|1.||an account in permanent form, esp in writing, preserving knowledge or information about facts or events|
|2.||a written account of some transaction that serves as legal evidence of the transaction|
|3.||a written official report of the proceedings of a court of justice or legislative body, including the judgments given or enactments made|
|4.||anything serving as evidence or as a memorial: the First World War is a record of human folly|
|5.||(often plural) information or data on a specific subject collected methodically over a long period: weather records|
|6.||a. the best or most outstanding amount, rate, height, etc, ever attained, as in some field of sport: an Olympic record; a world record; to break the record for the long jump|
|b. (as modifier): a record time|
|7.||the sum of one's recognized achievements, career, or performance: the officer has an excellent record|
|8.||a list of crimes of which an accused person has previously been convicted, which are known to the police but may only be disclosed to a court in certain circumstances|
|9.||have a record to be a known criminal; have a previous conviction or convictions|
|10.||gramophone record, Also called: disc a thin disc of a plastic material upon which sound has been recorded. Each side has a spiral groove, which undulates in accordance with the frequency and amplitude of the sound.

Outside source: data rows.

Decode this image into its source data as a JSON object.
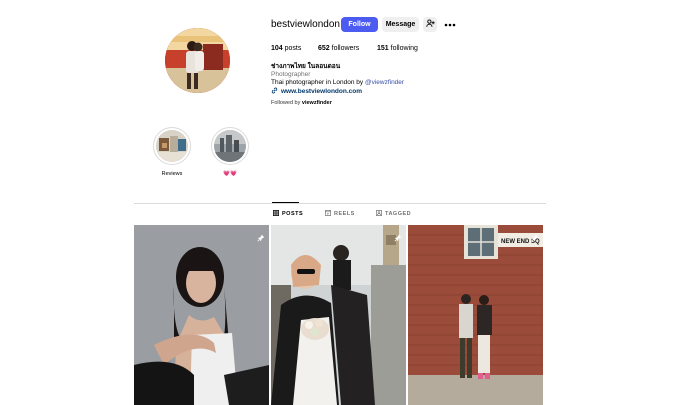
{
  "profile": {
    "username": "bestviewlondon",
    "follow_label": "Follow",
    "message_label": "Message",
    "stats": {
      "posts_count": "104",
      "posts_label": "posts",
      "followers_count": "652",
      "followers_label": "followers",
      "following_count": "151",
      "following_label": "following"
    },
    "bio": {
      "name": "ช่างภาพไทย ในลอนดอน",
      "category": "Photographer",
      "text_prefix": "Thai photographer in London by ",
      "mention": "@viewzfinder",
      "link": "www.bestviewlondon.com",
      "followed_by_prefix": "Followed by ",
      "followed_by_user": "viewzfinder"
    }
  },
  "highlights": [
    {
      "label": "Reviews"
    },
    {
      "label": "💗💗"
    }
  ],
  "tabs": [
    {
      "label": "POSTS",
      "icon": "grid-icon",
      "active": true
    },
    {
      "label": "REELS",
      "icon": "reels-icon",
      "active": false
    },
    {
      "label": "TAGGED",
      "icon": "tag-icon",
      "active": false
    }
  ],
  "posts": [
    {
      "subject": "portrait of a woman in a white tank top, grey background",
      "pinned": true
    },
    {
      "subject": "bride and groom with bouquet near Big Ben",
      "pinned": true
    },
    {
      "subject": "couple on a London street by a brick wall with street sign",
      "pinned": true
    }
  ],
  "post3_sign": "NEW END SQ"
}
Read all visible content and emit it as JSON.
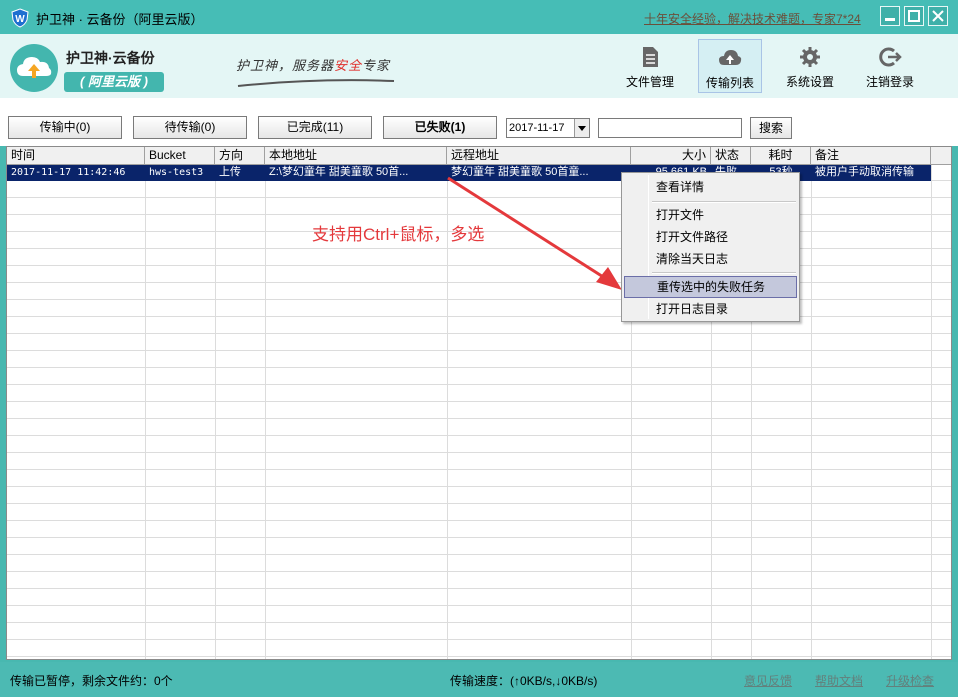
{
  "window": {
    "title": "护卫神 · 云备份（阿里云版）",
    "slogan": "十年安全经验，解决技术难题，专家7*24"
  },
  "brand": {
    "name": "护卫神·云备份",
    "edition": "( 阿里云版 )",
    "tagline_prefix": "护卫神，服务器",
    "tagline_highlight": "安全",
    "tagline_suffix": "专家"
  },
  "nav": [
    {
      "label": "文件管理",
      "icon": "document-icon",
      "active": false
    },
    {
      "label": "传输列表",
      "icon": "cloud-upload-icon",
      "active": true
    },
    {
      "label": "系统设置",
      "icon": "gear-icon",
      "active": false
    },
    {
      "label": "注销登录",
      "icon": "logout-icon",
      "active": false
    }
  ],
  "toolbar": {
    "tabs": [
      {
        "label": "传输中(0)"
      },
      {
        "label": "待传输(0)"
      },
      {
        "label": "已完成(11)"
      },
      {
        "label": "已失败(1)"
      }
    ],
    "date_value": "2017-11-17",
    "search_value": "",
    "search_label": "搜索"
  },
  "table": {
    "columns": [
      "时间",
      "Bucket",
      "方向",
      "本地地址",
      "远程地址",
      "大小",
      "状态",
      "耗时",
      "备注"
    ],
    "rows": [
      {
        "time": "2017-11-17 11:42:46",
        "bucket": "hws-test3",
        "direction": "上传",
        "local": "Z:\\梦幻童年 甜美童歌 50首...",
        "remote": "梦幻童年 甜美童歌 50首童...",
        "size": "95,661 KB",
        "status": "失败",
        "duration": "53秒",
        "note": "被用户手动取消传输"
      }
    ]
  },
  "annotation": "支持用Ctrl+鼠标，多选",
  "context_menu": {
    "items": [
      "查看详情",
      "打开文件",
      "打开文件路径",
      "清除当天日志",
      "重传选中的失败任务",
      "打开日志目录"
    ]
  },
  "status": {
    "left": "传输已暂停，剩余文件约：0个",
    "speed": "传输速度：(↑0KB/s,↓0KB/s)",
    "links": [
      "意见反馈",
      "帮助文档",
      "升级检查"
    ]
  },
  "colors": {
    "teal": "#46bdb6",
    "selection": "#0a246a",
    "annotation_red": "#e4393c"
  }
}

Records were formerly made from a shellac-based compound but were later made from vinyl plastics|
|11.||the markings made by a recording instrument such as a seismograph|
|12.||computing a group of data or piece of information preserved as a unit in machine-readable form|
|13.||(in some computer languages) a data structure designed to allow the handling of groups of related pieces of information as though the group were a single entity|
|14.||for the record for the sake of a strict factual account|
|15.||go on record to state one's views publicly|
|16.||See off the record|
|a. stated in a public document|
|b. publicly known|
|18.||put the record straight, set the record straight to correct an error or misunderstanding|
|19.||to set down in some permanent form so as to preserve the true facts of: to record the minutes of a meeting|
|20.||to contain or serve to relate (facts, information, etc)|
|21.||to indicate, show, or register: his face recorded his disappointment|
|22.||to remain as or afford evidence of: these ruins record the life of the Romans in Britain|
|23.||(also intr) to make a recording of (music, speech, etc) for reproduction, or for later broadcasting|
|24.||(also intr) (of an instrument) to register or indicate (information) on a scale: the barometer recorded a low pressure|
|[C13: from Old French recorder to call to mind, from Latin recordārī to remember, from |
record re·cord (rĭ-kôrd')
v. re·cord·ed, re·cord·ing, re·cords
To set down for preservation in writing or other permanent form.
To register or indicate.
An account, as of information or facts, set down especially in writing as a means of preserving knowledge.
A medical record.
In dentistry, a registration of desired jaw relations in a plastic material or on a device so that such relations may be transferred to an articulator.
The known history of performance, activities, or achievement.
A collection of related, often adjacent items of computer data, treated as a unit.